> _Problem to solve_
Your output should be the complete listing, word for word, with no pictures in it.
Segment Start: Extracted records
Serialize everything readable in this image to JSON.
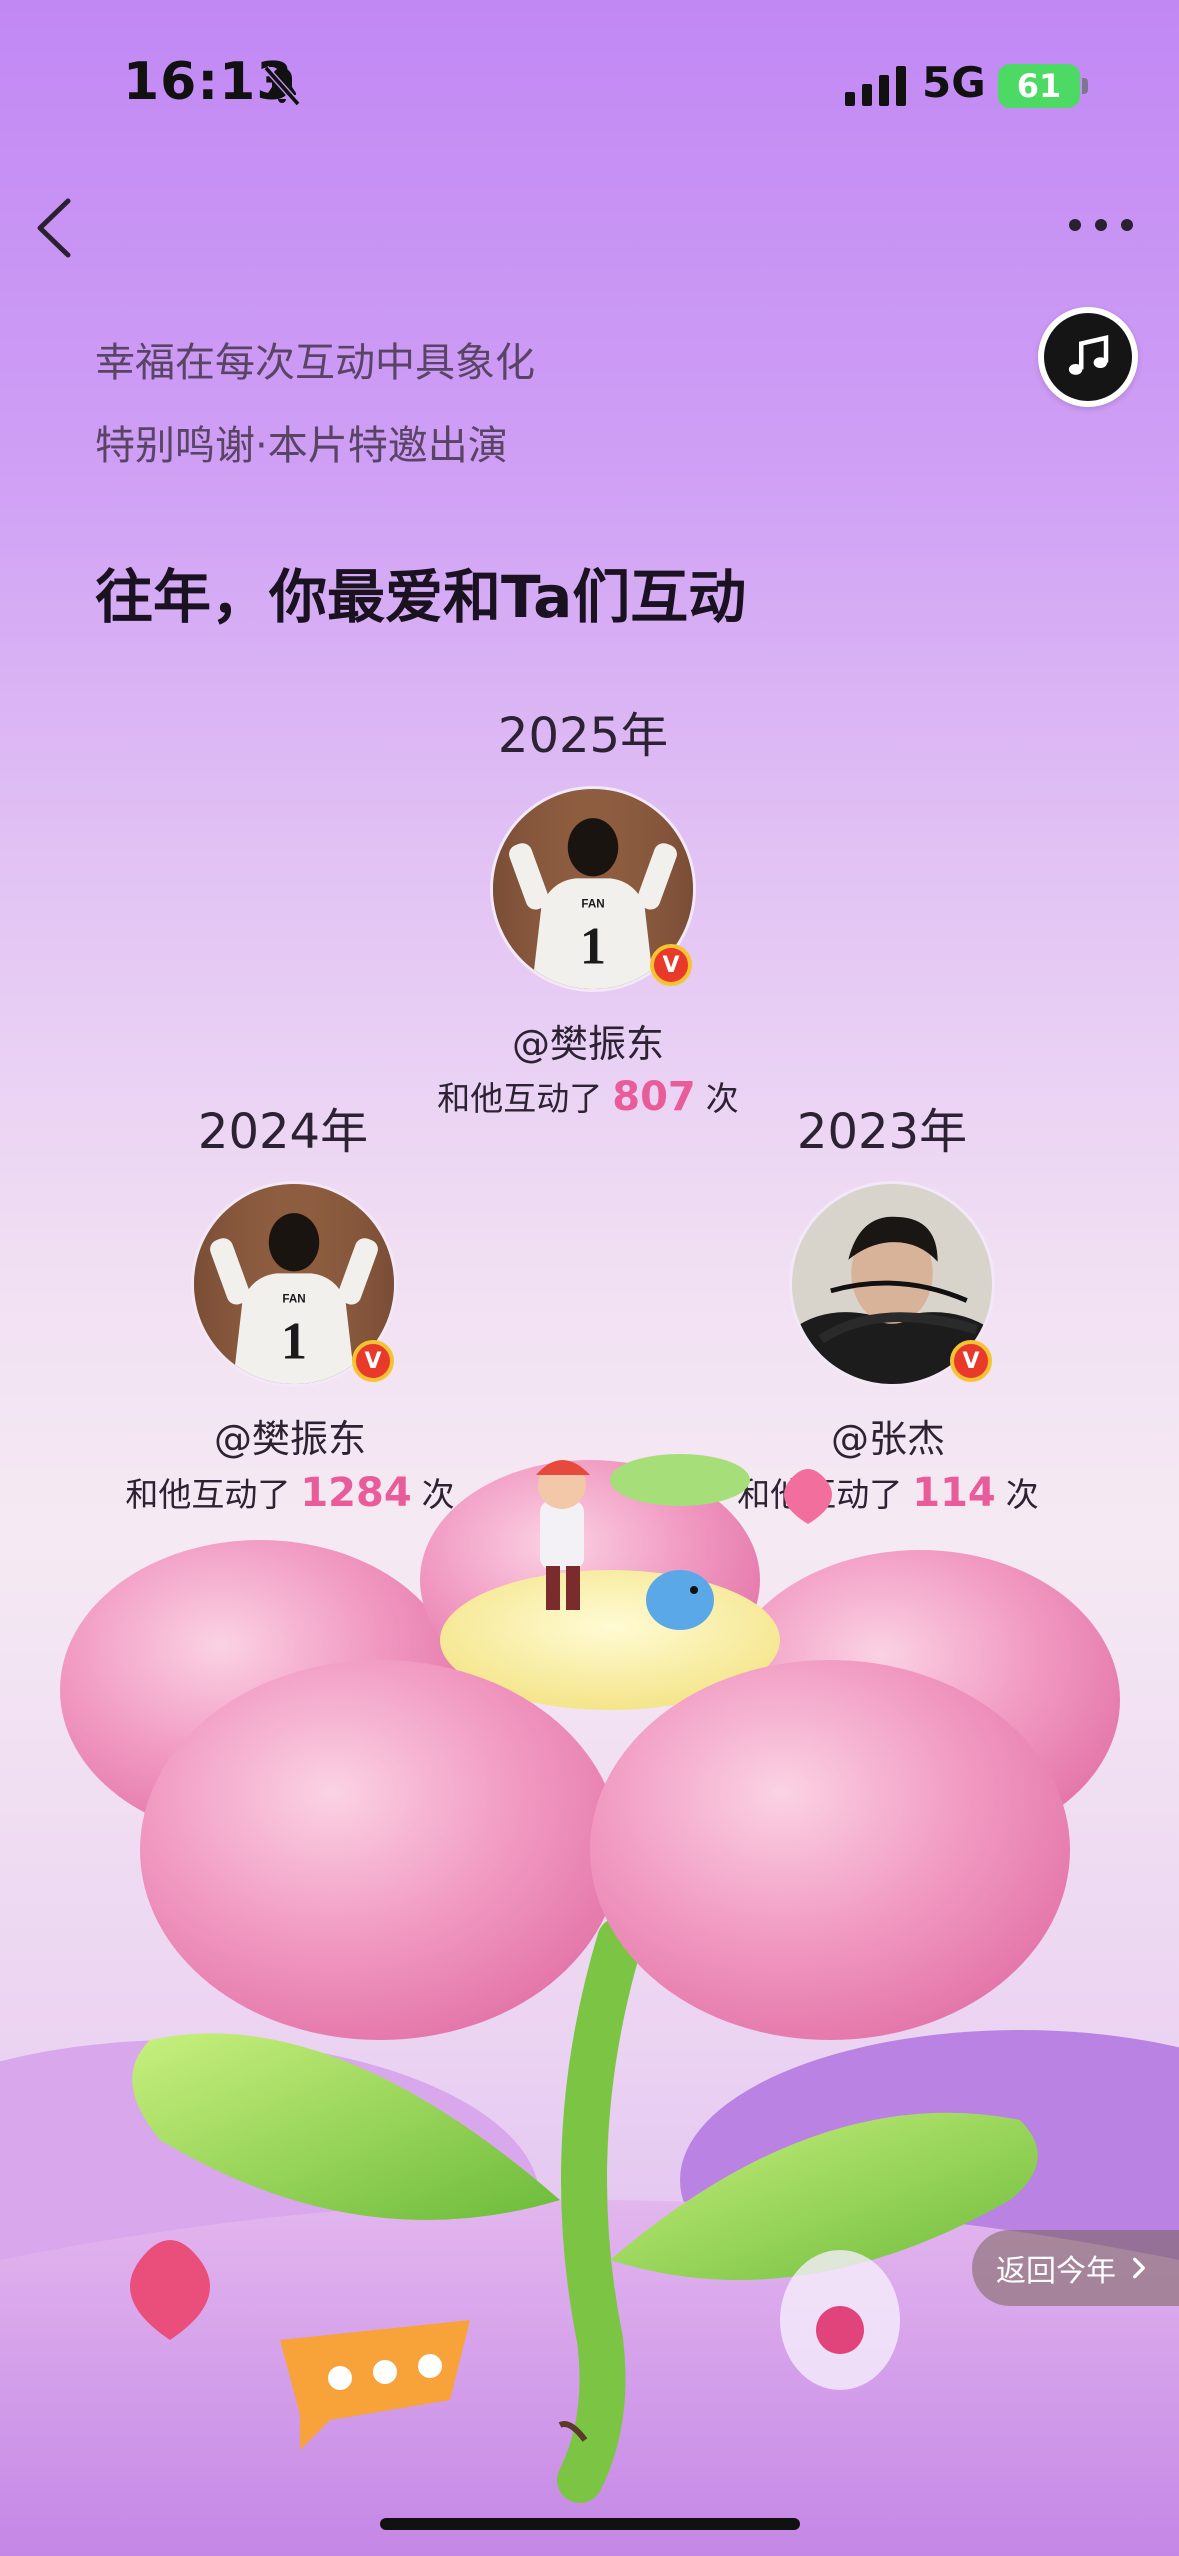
{
  "status_bar": {
    "time": "16:13",
    "network": "5G",
    "battery": "61"
  },
  "header": {
    "subtitle1": "幸福在每次互动中具象化",
    "subtitle2": "特别鸣谢·本片特邀出演",
    "title": "往年，你最爱和Ta们互动"
  },
  "years": [
    {
      "year": "2025年",
      "handle": "@樊振东",
      "prefix": "和他互动了",
      "count": "807",
      "suffix": "次"
    },
    {
      "year": "2024年",
      "handle": "@樊振东",
      "prefix": "和他互动了",
      "count": "1284",
      "suffix": "次"
    },
    {
      "year": "2023年",
      "handle": "@张杰",
      "prefix": "和他互动了",
      "count": "114",
      "suffix": "次"
    }
  ],
  "badge_letter": "V",
  "jersey": {
    "name": "FAN",
    "number": "1"
  },
  "return_label": "返回今年",
  "colors": {
    "accent": "#e85c9a",
    "verified": "#e8392a",
    "battery": "#4cd964"
  },
  "icons": [
    "bell-slash-icon",
    "signal-icon",
    "back-icon",
    "more-icon",
    "music-note-icon",
    "chevron-right-icon"
  ]
}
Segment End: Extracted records
> _Written solution_
Serialize everything readable in this image to JSON.
{
  "status_bar": {
    "time": "16:13",
    "network": "5G",
    "battery": "61"
  },
  "header": {
    "subtitle1": "幸福在每次互动中具象化",
    "subtitle2": "特别鸣谢·本片特邀出演",
    "title": "往年，你最爱和Ta们互动"
  },
  "years": [
    {
      "year": "2025年",
      "handle": "@樊振东",
      "prefix": "和他互动了",
      "count": "807",
      "suffix": "次"
    },
    {
      "year": "2024年",
      "handle": "@樊振东",
      "prefix": "和他互动了",
      "count": "1284",
      "suffix": "次"
    },
    {
      "year": "2023年",
      "handle": "@张杰",
      "prefix": "和他互动了",
      "count": "114",
      "suffix": "次"
    }
  ],
  "badge_letter": "V",
  "jersey": {
    "name": "FAN",
    "number": "1"
  },
  "return_label": "返回今年",
  "colors": {
    "accent": "#e85c9a",
    "verified": "#e8392a",
    "battery": "#4cd964"
  },
  "icons": [
    "bell-slash-icon",
    "signal-icon",
    "back-icon",
    "more-icon",
    "music-note-icon",
    "chevron-right-icon"
  ]
}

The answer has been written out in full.